In 2012, the BUAV established Cruelty Free International, the first global organisation dedicated to ending cosmetics animal testing worldwide. The Body Shop together with Cruelty Free International launched a new international campaign which has so far resulted in customers from 55 countries signing a global pledge supporting an end to animal testing for cosmetics forever.
The EU ban on the import and sale of animal tested products has been planned since 2009, however many beauty companies were expecting the ban to be delayed or derogated , allowing them to continue testing cosmetic products and ingredients on animals until they could find alternative methods. However, the new European Commissioner for Health and Consumer Policy, Tonio Borg , confirmed in a recent letter that the ban is to remain in place.
"I believe that the ban should enter into force in March 2013 as Parliament and Council have already decided. I am therefore not planning to propose a postponement or derogation to the ban. This decision also means that we need to step up our efforts in the development, validation and acceptance of alternative methods as well as in the international recognition of these methods. I know that ECEAE has been a valuable and knowledgeable partner in these areas and I count on your future support."
Cruelty Free International Chief Executive Michelle Thew is meeting with Commissioner Tonio Borg on Wednesday 30th January on behalf of the European Coalition to End Animal Experiments (ECEAE) to discuss the implementation of the ban.
Also, realize, that this will prevent cosmetics brands, like those owned by LVMH, from selling any new products that have been tested on animals after March 2013, in The EU, so these brands will really be forced to choose their path.
I was never able to wear store-bought perfume most of my life, because I'd always get sick. I can't even get near someone with a strong perfume without getting a headache. But, a few years ago I tried using essential oils and it's the first time I've never gotten sick wearing a scent. In Chicago they have a small store in Lincoln Park, where you can have personal scents made to order. They mix different essentials based on what you like, and then they store that information for further purchases. They've also made their own versions of popular perfumes on the market, using essential oils. I'm sure there have to be more of these types of stores across the country.
Supposedly, "Stella McCartney" is still cruelty-free and since they sell in Hong Hong, rather than mainland China, the animal testing rules are different. I don't know. I love the brand and Stella's personal choices, regarding animals -- as well as her family's -- has long been strongly ethical, so I would hope her brand would continue honoring those principles that she follows, no matter who owns it. She was one of the first designers to actively refuse to use fur or leather in her designs and has long been a vegetarian activist. While I'm still a little leery on the parent company practices with other brands, "Stella McCartney" fragrances are a tentative "go". They're certainly more humane than most other mainstream perfume brands/houses. If anything emerges that clarifies this better or changes this statement, I'll be sure to pass it along.

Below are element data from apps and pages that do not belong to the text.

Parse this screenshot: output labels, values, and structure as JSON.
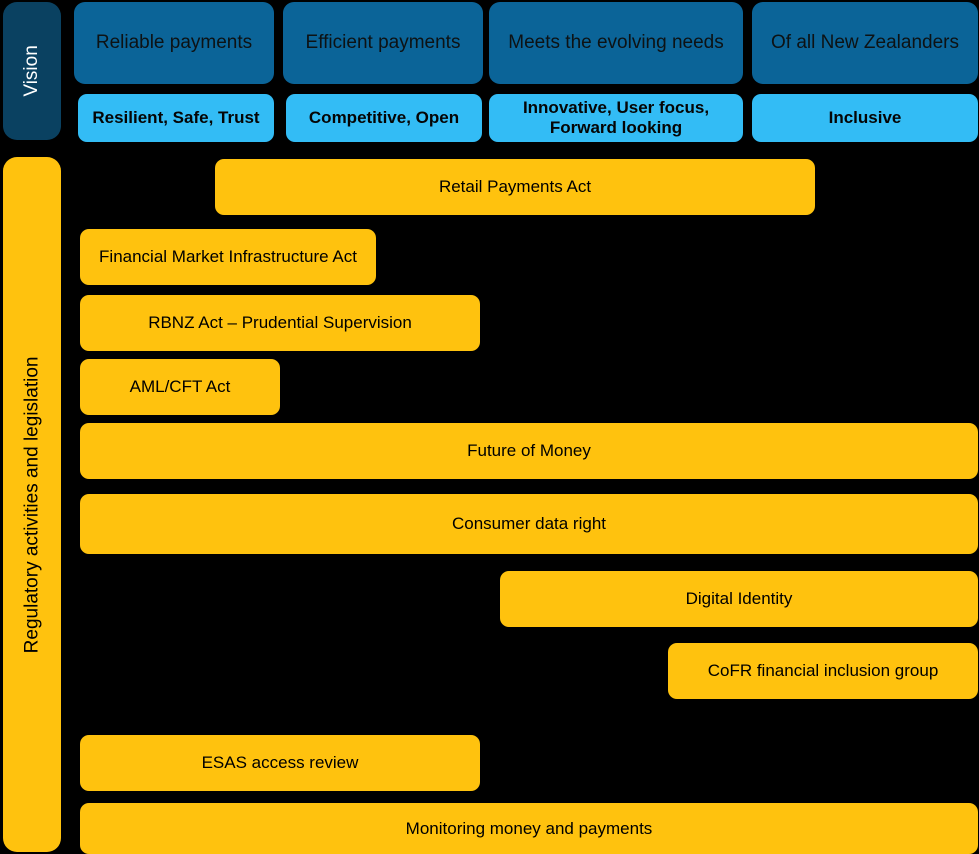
{
  "diagram": {
    "title": "Payments vision and regulatory activities",
    "colors": {
      "background": "#000000",
      "vision_label": "#0a4161",
      "vision_pillar": "#0b6498",
      "vision_attribute": "#33bcf5",
      "regulatory": "#ffc20e",
      "text_dark": "#000000",
      "text_light": "#ffffff"
    }
  },
  "vision_section": {
    "label": "Vision",
    "pillars": [
      {
        "label": "Reliable payments"
      },
      {
        "label": "Efficient payments"
      },
      {
        "label": "Meets the evolving needs"
      },
      {
        "label": "Of all New Zealanders"
      }
    ],
    "attributes": [
      {
        "label": "Resilient, Safe, Trust"
      },
      {
        "label": "Competitive, Open"
      },
      {
        "label": "Innovative, User focus, Forward looking"
      },
      {
        "label": "Inclusive"
      }
    ]
  },
  "regulatory_section": {
    "label": "Regulatory activities and legislation",
    "activities": [
      {
        "label": "Retail Payments Act"
      },
      {
        "label": "Financial Market Infrastructure Act"
      },
      {
        "label": "RBNZ Act – Prudential Supervision"
      },
      {
        "label": "AML/CFT Act"
      },
      {
        "label": "Future of Money"
      },
      {
        "label": "Consumer data right"
      },
      {
        "label": "Digital Identity"
      },
      {
        "label": "CoFR financial inclusion group"
      },
      {
        "label": "ESAS access review"
      },
      {
        "label": "Monitoring money and payments"
      }
    ]
  }
}
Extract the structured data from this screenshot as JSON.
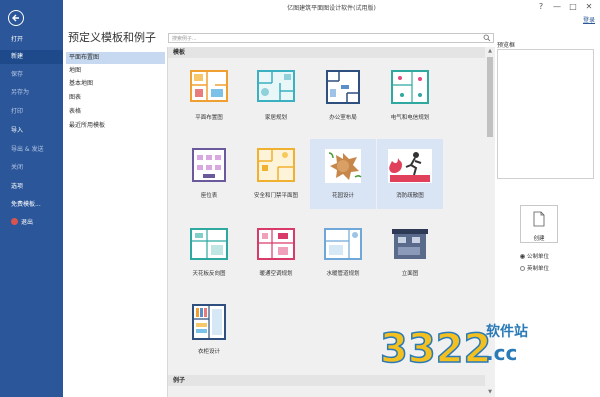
{
  "window": {
    "title": "亿图建筑平面图设计软件(试用版)",
    "controls": [
      "?",
      "—",
      "□",
      "✕"
    ],
    "login": "登录"
  },
  "sidebar": {
    "items": [
      {
        "label": "打开",
        "dim": false
      },
      {
        "label": "新建",
        "dim": false,
        "active": true
      },
      {
        "label": "保存",
        "dim": true
      },
      {
        "label": "另存为",
        "dim": true
      },
      {
        "label": "打印",
        "dim": true
      },
      {
        "label": "导入",
        "dim": false
      },
      {
        "label": "导出 & 发送",
        "dim": true
      },
      {
        "label": "关闭",
        "dim": true
      },
      {
        "label": "选项",
        "dim": false
      },
      {
        "label": "免费模板...",
        "dim": false
      },
      {
        "label": "退出",
        "dim": false
      }
    ]
  },
  "main": {
    "title": "预定义模板和例子",
    "search_placeholder": "搜索例子..."
  },
  "categories": [
    "平面布置图",
    "地图",
    "基本地图",
    "图表",
    "表格",
    "最近所用模板"
  ],
  "gallery": {
    "header": "模板",
    "footer": "例子",
    "scroll_up": "▲",
    "scroll_down": "▼",
    "templates": [
      {
        "label": "平面布置图",
        "icon": "floor-plan-icon"
      },
      {
        "label": "家居规划",
        "icon": "home-plan-icon"
      },
      {
        "label": "办公室布局",
        "icon": "office-layout-icon"
      },
      {
        "label": "电气和电信规划",
        "icon": "electrical-plan-icon"
      },
      {
        "label": "座位表",
        "icon": "seating-chart-icon"
      },
      {
        "label": "安全和门禁平面图",
        "icon": "security-plan-icon"
      },
      {
        "label": "花园设计",
        "icon": "garden-design-icon",
        "selected": true
      },
      {
        "label": "消防疏散图",
        "icon": "fire-escape-icon",
        "selected": true
      },
      {
        "label": "天花板反向图",
        "icon": "ceiling-plan-icon"
      },
      {
        "label": "暖通空调规划",
        "icon": "hvac-plan-icon"
      },
      {
        "label": "水暖管道规划",
        "icon": "plumbing-plan-icon"
      },
      {
        "label": "立面图",
        "icon": "elevation-icon"
      },
      {
        "label": "衣柜设计",
        "icon": "wardrobe-design-icon"
      }
    ]
  },
  "right_panel": {
    "preview_label": "预览框",
    "create_label": "创建",
    "units": [
      {
        "label": "公制单位",
        "checked": true
      },
      {
        "label": "英制单位",
        "checked": false
      }
    ]
  },
  "watermark": {
    "text_main": "3322",
    "text_cn": "软件站",
    "text_domain": ".cc"
  },
  "colors": {
    "sidebar": "#2b579a",
    "selected_tile": "#d9e4f5",
    "selected_category": "#c6d9f1"
  }
}
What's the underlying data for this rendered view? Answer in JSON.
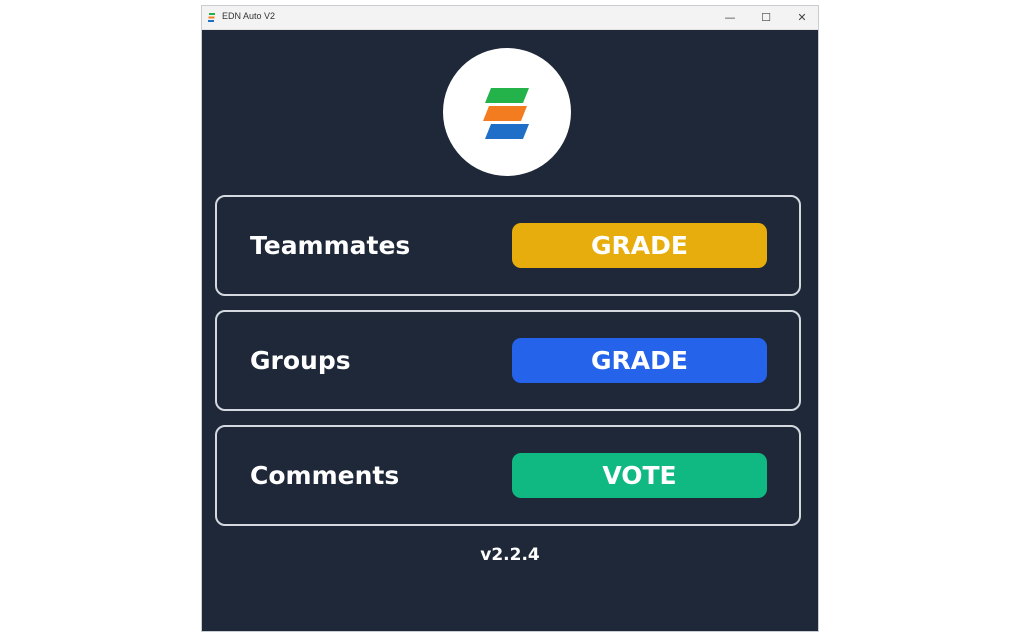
{
  "window": {
    "title": "EDN Auto V2",
    "minimize_glyph": "—",
    "maximize_glyph": "☐",
    "close_glyph": "✕"
  },
  "logo": {
    "colors": [
      "#24b24b",
      "#f47c20",
      "#1f6fc9"
    ]
  },
  "rows": [
    {
      "label": "Teammates",
      "button": "GRADE",
      "button_color": "#e7ad0d"
    },
    {
      "label": "Groups",
      "button": "GRADE",
      "button_color": "#2563eb"
    },
    {
      "label": "Comments",
      "button": "VOTE",
      "button_color": "#10b981"
    }
  ],
  "version": "v2.2.4",
  "theme": {
    "background": "#1f2839",
    "border": "#d4d8df"
  }
}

Ava Anderson has 3 essential-oil based scents that are non-toxic, chemical-free, gluten-free, organic and not animal tested...they are named "love", "hope" and "joy". They come in an easy roller ball glass, and smell amazing. As a disclaimer, I do sell Ava Anderson myself, as I use and believe in their products! You can learn more at www.AvaAndersonMA.com